On Thursday, tea brand Nayuki launched its campaign to celebrate the first anniversary of its IPO by giving away virtual shares for every tea drink. Users are able to earn one Nayuki coin for every 1 yuan spent and become a virtual shareholder by buying/selling virtual shares with the company’s coins. Further, customers can redeem the coins for various gifts at the Nayuki Coin Mall. Finally, to make the deal even sweeter, 30 shares of virtual stock can be exchanged for 3 yuan vouchers.
Pursuant to the game rules, the virtual share price for commissioned buy/sell is converted to HKD at Nayuki’s closing price as of the day of the transaction. Before 4:00 p.m., the commission is based on the day’s closing price and the closing price of the next trading day for a buy is initiated after 4:00 p.m. From 4:00 p.m. to 5:00 p.m., there will be no commission for buying or selling.
Analysts reported a 60% drop in Nayuki’s share price since it went public a year ago, and the overall performance in it ssecondary market has been sluggish. Nayuki’s virtual shares are tied to the rise and fall of real stocks, a practice that could lead consumers into speculative activities and may be suspected of violating the law.
Zhu Yonghong, a partner at V&T law firm (Shanghai), told iFeng that Nayuki’s use of virtual stocks may be intended for speculation. Since there are a large number of consumers using virtual stocks, i.e. consumer shareholders, it does not exclude encouraging more consumption, absorbing social funds in disguise and using virtual coins for trading, which involves financial risks such as illegal fund raising.
In this regard, some netizens commented, “China severely cracks down on virtual currency trading speculation. China Securities Regulatory Commission should keep Nayuki in check.” In recent years, state regulators have cracked down on illegal speculation in virtual currencies. Against the background of these strict regulations, concern has arisen that Nayuki is guiding users to buy virtual stocks.

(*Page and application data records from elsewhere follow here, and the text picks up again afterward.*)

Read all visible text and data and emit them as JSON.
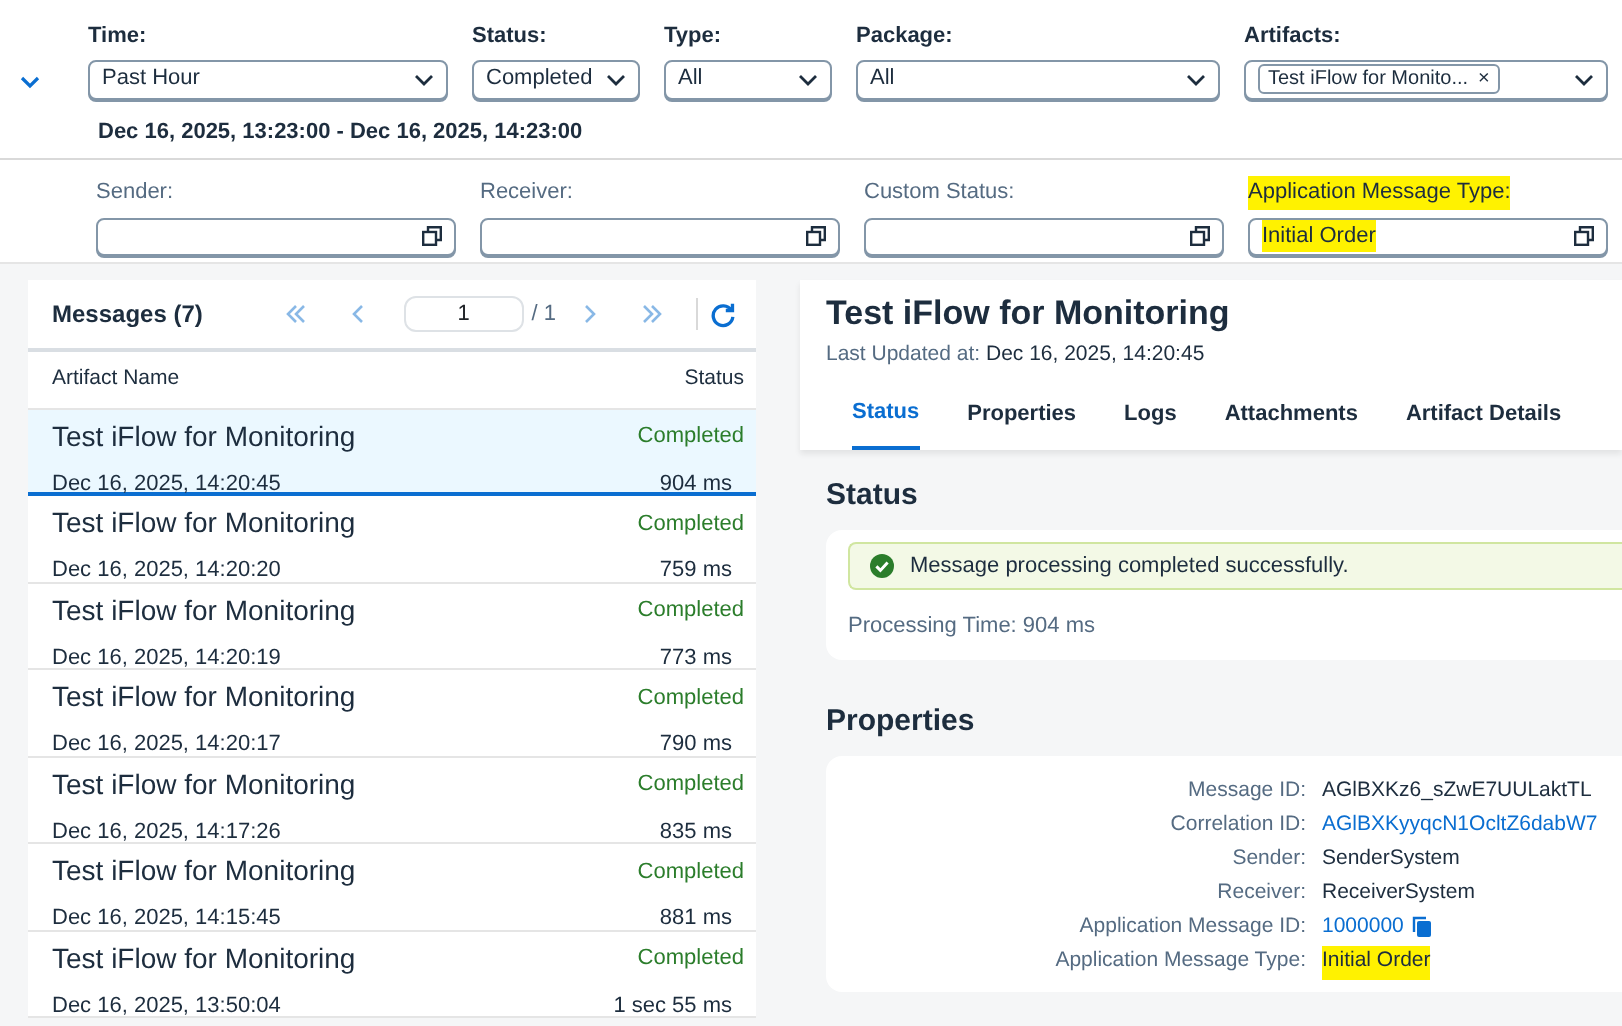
{
  "filters": [
    {
      "label": "Time:",
      "value": "Past Hour",
      "kind": "select"
    },
    {
      "label": "Status:",
      "value": "Completed",
      "kind": "select"
    },
    {
      "label": "Type:",
      "value": "All",
      "kind": "select"
    },
    {
      "label": "Package:",
      "value": "All",
      "kind": "select"
    },
    {
      "label": "Artifacts:",
      "token": "Test iFlow for Monito...",
      "token_close": "×",
      "kind": "tokens"
    }
  ],
  "time_range": "Dec 16, 2025, 13:23:00 - Dec 16, 2025, 14:23:00",
  "extra_filters": [
    {
      "label": "Sender:",
      "highlighted": false
    },
    {
      "label": "Receiver:",
      "highlighted": false
    },
    {
      "label": "Custom Status:",
      "highlighted": false
    },
    {
      "label": "Application Message Type:",
      "value": "Initial Order",
      "highlighted": true
    }
  ],
  "messages": {
    "title": "Messages (7)",
    "page": "1",
    "page_total": "/ 1",
    "columns": [
      "Artifact Name",
      "Status"
    ],
    "rows": [
      {
        "name": "Test iFlow for Monitoring",
        "status": "Completed",
        "date": "Dec 16, 2025, 14:20:45",
        "duration": "904 ms",
        "selected": true
      },
      {
        "name": "Test iFlow for Monitoring",
        "status": "Completed",
        "date": "Dec 16, 2025, 14:20:20",
        "duration": "759 ms",
        "selected": false
      },
      {
        "name": "Test iFlow for Monitoring",
        "status": "Completed",
        "date": "Dec 16, 2025, 14:20:19",
        "duration": "773 ms",
        "selected": false
      },
      {
        "name": "Test iFlow for Monitoring",
        "status": "Completed",
        "date": "Dec 16, 2025, 14:20:17",
        "duration": "790 ms",
        "selected": false
      },
      {
        "name": "Test iFlow for Monitoring",
        "status": "Completed",
        "date": "Dec 16, 2025, 14:17:26",
        "duration": "835 ms",
        "selected": false
      },
      {
        "name": "Test iFlow for Monitoring",
        "status": "Completed",
        "date": "Dec 16, 2025, 14:15:45",
        "duration": "881 ms",
        "selected": false
      },
      {
        "name": "Test iFlow for Monitoring",
        "status": "Completed",
        "date": "Dec 16, 2025, 13:50:04",
        "duration": "1 sec 55 ms",
        "selected": false
      }
    ]
  },
  "detail": {
    "title": "Test iFlow for Monitoring",
    "updated_label": "Last Updated at:",
    "updated_value": "Dec 16, 2025, 14:20:45",
    "tabs": [
      {
        "label": "Status",
        "selected": true
      },
      {
        "label": "Properties",
        "selected": false
      },
      {
        "label": "Logs",
        "selected": false
      },
      {
        "label": "Attachments",
        "selected": false
      },
      {
        "label": "Artifact Details",
        "selected": false
      }
    ],
    "status_heading": "Status",
    "status_message": "Message processing completed successfully.",
    "processing_time": "Processing Time: 904 ms",
    "properties_heading": "Properties",
    "properties": [
      {
        "label": "Message ID:",
        "value": "AGlBXKz6_sZwE7UULaktTL",
        "kind": "text",
        "highlighted": false
      },
      {
        "label": "Correlation ID:",
        "value": "AGlBXKyyqcN1OcltZ6dabW7",
        "kind": "link",
        "highlighted": false
      },
      {
        "label": "Sender:",
        "value": "SenderSystem",
        "kind": "text",
        "highlighted": false
      },
      {
        "label": "Receiver:",
        "value": "ReceiverSystem",
        "kind": "text",
        "highlighted": false
      },
      {
        "label": "Application Message ID:",
        "value": "1000000",
        "kind": "copy-link",
        "highlighted": false
      },
      {
        "label": "Application Message Type:",
        "value": "Initial Order",
        "kind": "text",
        "highlighted": true
      }
    ]
  }
}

Other users said that the development of the milk tea industry is so fierce that companies are now resorting to marketing activities similar to securities trading.